Abstract Aim:, To identify the risk factors for ectopic pregnancy. Methods:, We conducted a prospective case-control study for the role of several risk factors in the occurrence of ectopic pregnancy in Turkey. A total of 225 cases and 375 controls were compared for sociodemographic characteristics, cigarette smoking, obstetric, gynaecological, surgical histories, the presence or absence of assisted conception and contraceptive usage. Results:, The main risk factors for ectopic pregnancy were prior ectopic pregnancy (adjusted odds ratio (AOR): 13.1) and a history of infectious reproductive system (AOR for pelvic inflammatory disease: 6.8). Other risk factors found to be associated with an increased risk for ectopic pregnancy were multisexual partner (AOR: 3.5), history of infertility (AOR: 2.5), induced conception cycle (AOR: 3.4), current intrauterine device usage (AOR: 3.2), prior Caesarean section (AOR: 2.1) and cigarette smoking at the time of conception (AOR = 1.7). On the contrary, barrier methods were protective from ectopic pregnancy (AOR: 0.4). Conclusions:, The increased awareness and knowledge of risk factors have enabled an early and accurate diagnosis of ectopic pregnancy. This study has found prior pelvic infection to be a major aetiological factor for ectopic pregnancy. Furthermore, other factors found to be associated with ectopic pregnancy, such as prior ectopic pregnancy, infertility history and induced conception cycle, may be the result of a previous pelvic infection that may cause tubal sequelae. These factors are potential targets for intervention and modification. [source]
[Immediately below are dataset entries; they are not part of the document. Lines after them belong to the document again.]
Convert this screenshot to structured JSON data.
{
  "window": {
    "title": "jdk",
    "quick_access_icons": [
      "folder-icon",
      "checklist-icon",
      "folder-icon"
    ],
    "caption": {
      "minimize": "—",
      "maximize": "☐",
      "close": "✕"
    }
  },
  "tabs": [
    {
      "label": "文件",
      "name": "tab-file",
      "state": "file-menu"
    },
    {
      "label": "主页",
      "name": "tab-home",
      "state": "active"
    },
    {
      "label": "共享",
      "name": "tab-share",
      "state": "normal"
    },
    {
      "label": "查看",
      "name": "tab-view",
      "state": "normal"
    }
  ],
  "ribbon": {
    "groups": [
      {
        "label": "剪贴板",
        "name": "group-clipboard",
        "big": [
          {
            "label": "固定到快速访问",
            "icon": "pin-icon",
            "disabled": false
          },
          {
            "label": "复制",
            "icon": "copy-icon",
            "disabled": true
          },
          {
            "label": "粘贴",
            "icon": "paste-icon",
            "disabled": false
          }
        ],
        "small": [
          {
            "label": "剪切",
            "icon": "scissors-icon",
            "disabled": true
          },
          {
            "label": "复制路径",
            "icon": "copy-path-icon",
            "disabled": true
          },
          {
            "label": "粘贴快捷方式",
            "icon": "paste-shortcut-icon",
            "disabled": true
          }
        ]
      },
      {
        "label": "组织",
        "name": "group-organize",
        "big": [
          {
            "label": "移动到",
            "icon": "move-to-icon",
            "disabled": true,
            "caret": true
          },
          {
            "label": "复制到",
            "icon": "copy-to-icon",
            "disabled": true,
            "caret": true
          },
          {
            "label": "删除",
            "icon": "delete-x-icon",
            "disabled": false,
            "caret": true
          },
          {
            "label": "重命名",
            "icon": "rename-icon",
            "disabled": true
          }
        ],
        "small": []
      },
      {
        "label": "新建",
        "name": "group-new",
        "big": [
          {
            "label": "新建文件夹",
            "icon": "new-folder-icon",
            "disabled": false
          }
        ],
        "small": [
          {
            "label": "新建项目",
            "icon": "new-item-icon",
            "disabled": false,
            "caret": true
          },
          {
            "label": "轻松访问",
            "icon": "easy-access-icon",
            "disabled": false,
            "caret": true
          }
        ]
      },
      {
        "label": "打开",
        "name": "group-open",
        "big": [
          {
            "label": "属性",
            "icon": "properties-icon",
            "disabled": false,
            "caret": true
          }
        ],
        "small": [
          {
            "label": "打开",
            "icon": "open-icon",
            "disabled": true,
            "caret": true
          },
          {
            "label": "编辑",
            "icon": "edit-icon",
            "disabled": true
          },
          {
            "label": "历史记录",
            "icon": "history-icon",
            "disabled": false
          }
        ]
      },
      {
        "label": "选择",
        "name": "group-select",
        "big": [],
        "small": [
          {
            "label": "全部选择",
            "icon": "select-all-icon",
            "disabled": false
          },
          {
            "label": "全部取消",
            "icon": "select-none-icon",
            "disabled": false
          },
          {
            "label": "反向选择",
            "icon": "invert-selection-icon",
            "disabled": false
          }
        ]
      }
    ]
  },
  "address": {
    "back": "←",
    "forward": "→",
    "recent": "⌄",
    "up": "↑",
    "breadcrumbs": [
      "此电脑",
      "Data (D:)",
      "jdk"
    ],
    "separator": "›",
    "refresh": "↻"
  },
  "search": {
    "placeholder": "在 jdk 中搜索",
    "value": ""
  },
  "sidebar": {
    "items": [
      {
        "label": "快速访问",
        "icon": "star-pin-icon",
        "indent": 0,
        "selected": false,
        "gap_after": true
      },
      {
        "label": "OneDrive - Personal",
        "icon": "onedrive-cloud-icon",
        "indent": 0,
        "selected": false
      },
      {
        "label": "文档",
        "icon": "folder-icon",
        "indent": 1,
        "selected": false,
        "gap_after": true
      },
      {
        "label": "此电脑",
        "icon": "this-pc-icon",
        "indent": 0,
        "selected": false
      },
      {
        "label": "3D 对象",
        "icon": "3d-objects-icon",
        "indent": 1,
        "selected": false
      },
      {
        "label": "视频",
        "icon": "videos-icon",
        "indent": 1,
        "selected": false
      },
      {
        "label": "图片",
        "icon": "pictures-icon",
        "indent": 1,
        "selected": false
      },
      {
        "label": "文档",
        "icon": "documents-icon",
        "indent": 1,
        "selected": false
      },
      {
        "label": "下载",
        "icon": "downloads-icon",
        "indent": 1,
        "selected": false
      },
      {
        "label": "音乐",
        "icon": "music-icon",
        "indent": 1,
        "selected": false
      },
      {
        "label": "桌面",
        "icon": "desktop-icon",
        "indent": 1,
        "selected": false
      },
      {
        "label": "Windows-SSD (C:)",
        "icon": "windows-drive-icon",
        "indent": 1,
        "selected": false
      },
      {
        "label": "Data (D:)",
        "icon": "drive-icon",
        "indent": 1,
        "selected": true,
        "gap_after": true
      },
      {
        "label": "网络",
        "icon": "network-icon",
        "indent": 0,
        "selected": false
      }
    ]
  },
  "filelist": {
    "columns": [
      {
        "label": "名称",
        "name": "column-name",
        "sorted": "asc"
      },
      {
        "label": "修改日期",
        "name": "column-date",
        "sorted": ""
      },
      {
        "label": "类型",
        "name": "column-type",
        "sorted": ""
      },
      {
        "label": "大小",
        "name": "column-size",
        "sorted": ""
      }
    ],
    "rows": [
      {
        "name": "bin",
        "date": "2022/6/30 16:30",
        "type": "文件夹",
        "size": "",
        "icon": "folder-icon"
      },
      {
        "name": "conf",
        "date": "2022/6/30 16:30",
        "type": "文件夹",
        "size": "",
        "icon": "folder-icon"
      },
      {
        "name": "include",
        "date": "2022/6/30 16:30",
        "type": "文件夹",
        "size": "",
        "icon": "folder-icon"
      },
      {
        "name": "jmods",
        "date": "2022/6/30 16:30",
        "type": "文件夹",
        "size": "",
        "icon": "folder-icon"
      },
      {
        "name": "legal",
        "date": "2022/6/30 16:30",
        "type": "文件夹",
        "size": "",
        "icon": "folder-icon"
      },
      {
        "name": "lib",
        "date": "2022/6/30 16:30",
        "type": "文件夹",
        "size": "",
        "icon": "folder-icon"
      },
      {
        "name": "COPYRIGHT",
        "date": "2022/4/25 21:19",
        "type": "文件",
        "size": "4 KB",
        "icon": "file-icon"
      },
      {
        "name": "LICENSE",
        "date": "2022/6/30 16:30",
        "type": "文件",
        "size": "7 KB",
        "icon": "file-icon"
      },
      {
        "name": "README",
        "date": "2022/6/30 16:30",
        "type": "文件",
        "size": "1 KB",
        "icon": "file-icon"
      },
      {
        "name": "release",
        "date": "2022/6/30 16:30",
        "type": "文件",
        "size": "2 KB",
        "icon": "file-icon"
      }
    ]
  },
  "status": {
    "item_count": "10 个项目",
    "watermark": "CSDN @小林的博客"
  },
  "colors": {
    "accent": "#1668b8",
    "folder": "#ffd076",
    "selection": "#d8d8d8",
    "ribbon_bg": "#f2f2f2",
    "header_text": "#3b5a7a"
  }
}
The impact of an assisted conception unit on the workload of a general gynaecology unit

BJOG : AN INTERNATIONAL JOURNAL OF OBSTETRICS & GYNAECOLOGY, Issue 2 2002
Joanne McManus
The burden placed on a hospital by the presence of an assisted conception unit has been emphasised only in terms of its impact on neonatal services. This paper examines the previously neglected subject of the gynaecological workload generated by a tertiary fertility centre that provides treatments by assisted conception. As many IVF units operate independently this additional workload may not be appreciated. It has, however, significant practical and financial implications for neighbouring hospitals and trusts. This is of particular relevance in view of the move towards more uniform health service funding of assisted conception throughout the United Kingdom. [source]


The implications of adoption for donor offspring following donor-assisted conception

CHILD & FAMILY SOCIAL WORK, Issue 4 2001
Eric Blyth
ABSTRACT In this paper the authors, all experienced social workers with research and practice interests in assisted conception, review practices concerning access to genetic origins information in adoption, and consider to what extent these may be relevant for practice in donor-assisted conception. The paper concludes with policy and practice recommendations that take account of the views of donor offspring and their desire for increased information about their genetic heritage. [source]